Care for Free and Fair Elections Ghana (CARE GHANA), a voting right organisation, has urged the Electoral Commission (EC) to put in place measures to curb the surge in rejected ballots in national elections.
It said since the beginning of the Fourth Republic, records from EC showed 1,498,085 ballots had been rejected in eight national elections and voters had been unable to cast ballots the right way, making it tough for choice of the electorates to be known.
According the organisation, it precipitated growing concern about surge in ballot papers rejected in national elections and irrespective of progress made by introduction of reforms, rejected ballots continued to pose threat to electoral advancement and quest for democratic consolidation.

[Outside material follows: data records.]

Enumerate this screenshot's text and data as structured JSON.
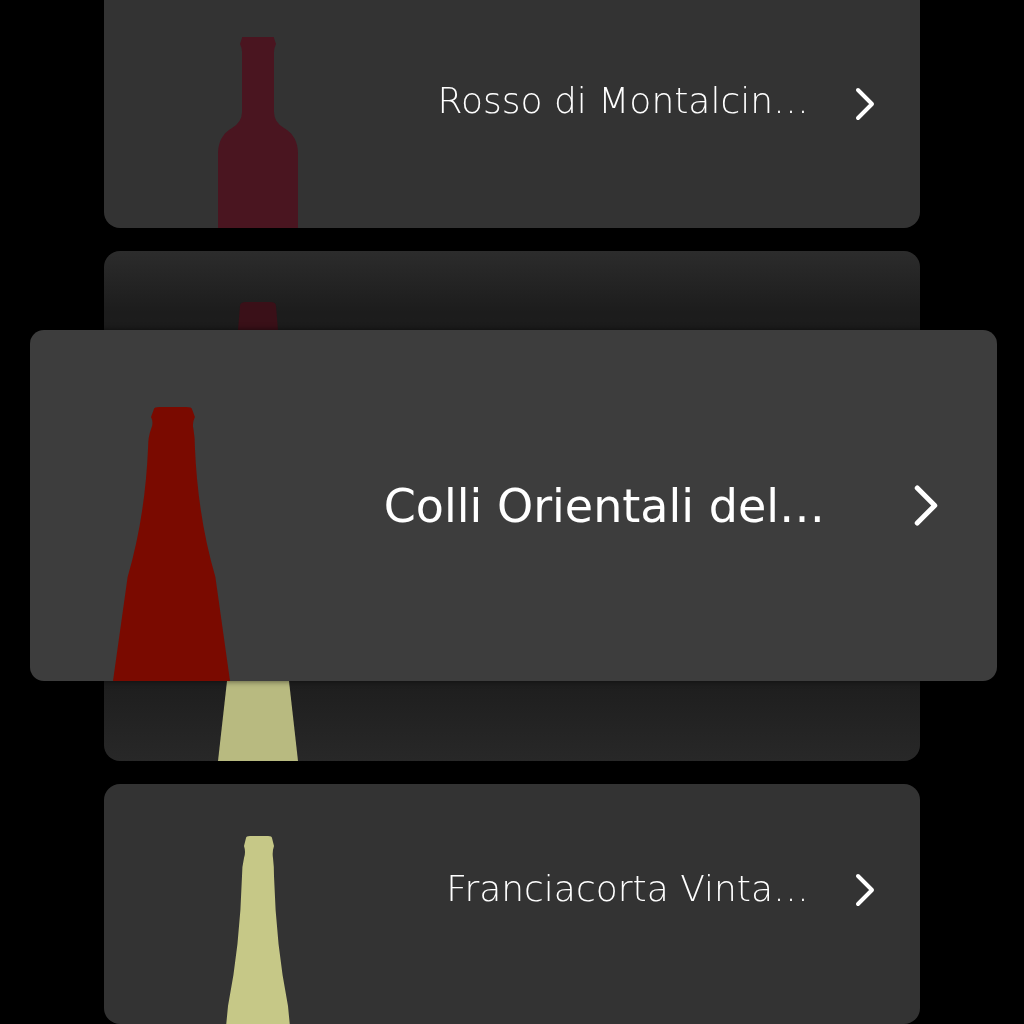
{
  "wines": [
    {
      "name": "Rosso di Montalcin…",
      "kind": "bordeaux",
      "color": "#4a1520",
      "lifted": false
    },
    {
      "name": "Colli Orientali del…",
      "kind": "sparkling",
      "color": "#7a0a00",
      "lifted": true
    },
    {
      "name": "Franciacorta Vinta…",
      "kind": "sparkling",
      "color": "#c6c887",
      "lifted": false
    }
  ]
}
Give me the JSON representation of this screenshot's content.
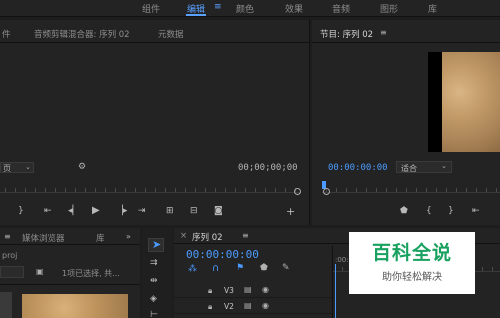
{
  "workspaces": [
    "组件",
    "编辑",
    "颜色",
    "效果",
    "音频",
    "图形",
    "库"
  ],
  "active_workspace": "编辑",
  "menu_icon": "hamburger-icon",
  "source_panel": {
    "tab_left": "件",
    "tab_mixer": "音频剪辑混合器: 序列 02",
    "tab_meta": "元数据",
    "zoom_value": "页",
    "timecode": "00;00;00;00"
  },
  "program_panel": {
    "title": "节目: 序列 02",
    "timecode": "00:00:00:00",
    "fit_label": "适合"
  },
  "project_panel": {
    "tab_browser": "媒体浏览器",
    "tab_library": "库",
    "file_name": "proj",
    "selection_info": "1项已选择, 共..."
  },
  "timeline_panel": {
    "close": "×",
    "sequence_tab": "序列 02",
    "timecode": "00:00:00:00",
    "ruler_start": ":00:0",
    "tracks": [
      {
        "name": "V3"
      },
      {
        "name": "V2"
      }
    ]
  },
  "watermark": {
    "title": "百科全说",
    "subtitle": "助你轻松解决"
  }
}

In a statement issued in Accra, David Addo, Executive Director of Care Ghana, said for instance, 149,813, 111,108, and 119,372 ballots were rejected in 1992, 1996 and in 2000 elections respectively, while in 2004, 2008, 2012 and 2016 elections, rejected ballots were 188,123; 205,643; 243,280; and 167,349 respectively.
It said occasionally, the rejected ballots amounted to colossal percentages of votes in excess of total number of votes garnered by all minority political parties,in 2020 elections for instance, 313,397 rejected ballots were recorded, thereby causing huge financial loss of GH¢14,116,967 to the state and rejected ballots recorded in 2020 presidential race was higher in terms of absolute figures.
The statement said rejected ballots in 2004 elections constituted 2.13 per cent of 8,625,785 total votes cast, far in excess of 165,375 votes constituted 1.9 per cent and had it not been for rejected ballots, Professor Atta Mills of the National Democratic Congress (NDC) or Nana Addo Dankwa Akufo-Addo of the New Patriotic Party (NPP) could have won the first round of the 2008 elections.
“Clearly, if rejected ballots are a political party, they can boast of steady increase in popularity ahead of minority parties, it is our considered view, effective and efficient collaboration between EC and National Commission for Civic Education (NCCE) to provide proper public education and sensitisation will improve electorates’ ability to vote and vote well.
“Abolishing use of ink in voting will eliminate incidence of rejected ballots occasioned by spillages or inaccurate folding of ballot sheet and since the country returned to electoral democracy, votes cast by some electorates have been rejected in elections which continue to maintain its position representing third force behind NDC and NPP,” the statement said.
It said elections in 2024 was critical, hence every ballot cast by electorates must be counted consequently, effective and efficient collaboration between EC and NCCE was required to educate, sensitise and enlighten both new and old voters ahead of 2024 general election to, if not eliminate, mitigate number of rejected ballots infuture elections. -3news.com